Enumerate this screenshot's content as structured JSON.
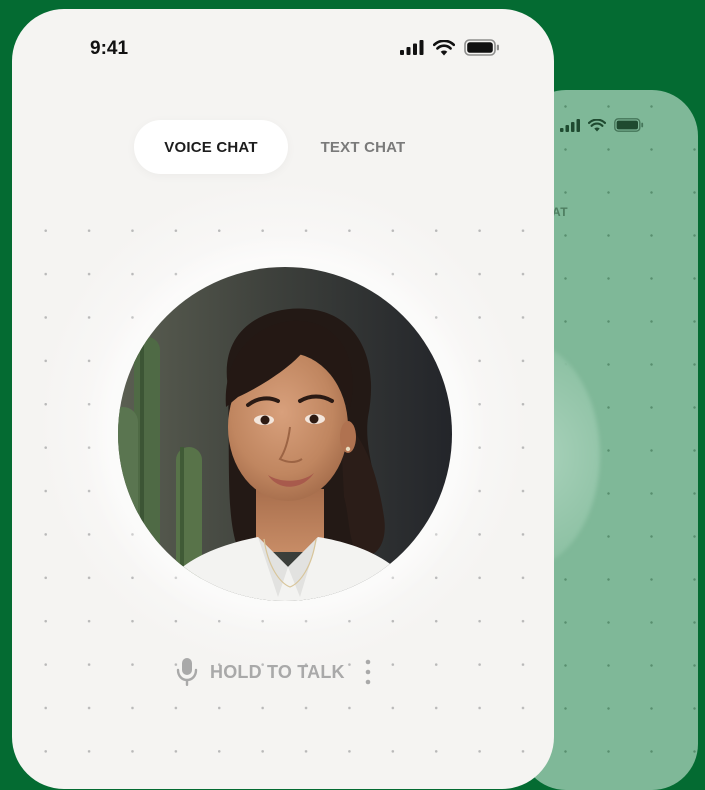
{
  "status_bar": {
    "time": "9:41",
    "icons": [
      "signal-icon",
      "wifi-icon",
      "battery-icon"
    ]
  },
  "tabs": [
    {
      "label": "VOICE CHAT",
      "active": true
    },
    {
      "label": "TEXT CHAT",
      "active": false
    }
  ],
  "avatar": {
    "icon": "person-portrait"
  },
  "talk": {
    "label": "HOLD TO TALK",
    "mic_icon": "microphone-icon",
    "more_icon": "more-vertical-icon"
  },
  "back_phone": {
    "tab_fragment": "AT"
  },
  "colors": {
    "background": "#046b32",
    "back_phone": "#7fb898",
    "front_phone": "#f5f4f2",
    "active_tab": "#ffffff",
    "muted_text": "#a9a9a9"
  }
}
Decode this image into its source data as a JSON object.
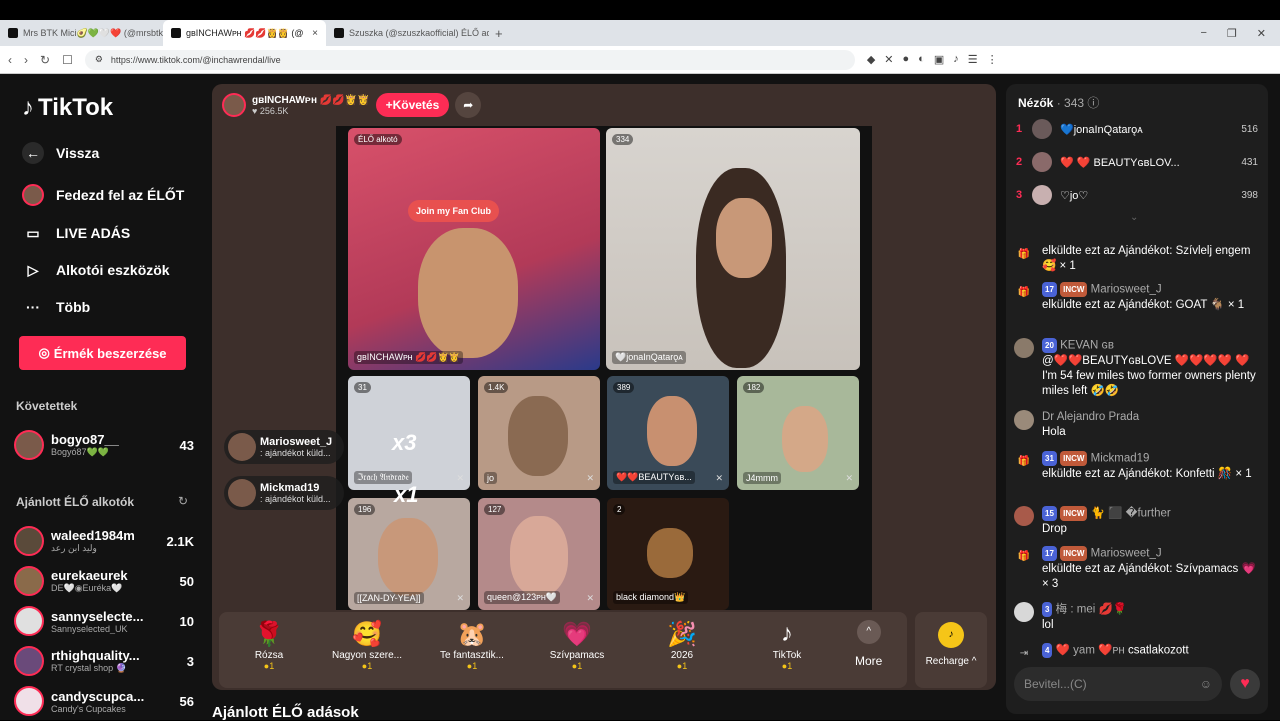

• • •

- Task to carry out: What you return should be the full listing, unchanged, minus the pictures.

- Answer:
Enumerate this screenshot's content as structured JSON.
{
  "status_bar": {
    "time": "9:41",
    "icons": [
      "signal-icon",
      "wifi-icon",
      "battery-icon"
    ]
  },
  "tabs": [
    {
      "label": "VOICE CHAT",
      "active": true
    },
    {
      "label": "TEXT CHAT",
      "active": false
    }
  ],
  "avatar": {
    "icon": "person-portrait"
  },
  "talk": {
    "label": "HOLD TO TALK",
    "mic_icon": "microphone-icon",
    "more_icon": "more-vertical-icon"
  },
  "back_phone": {
    "tab_fragment": "AT"
  },
  "colors": {
    "background": "#046b32",
    "back_phone": "#7fb898",
    "front_phone": "#f5f4f2",
    "active_tab": "#ffffff",
    "muted_text": "#a9a9a9"
  }
}
Decode this image into its source data as a JSON object.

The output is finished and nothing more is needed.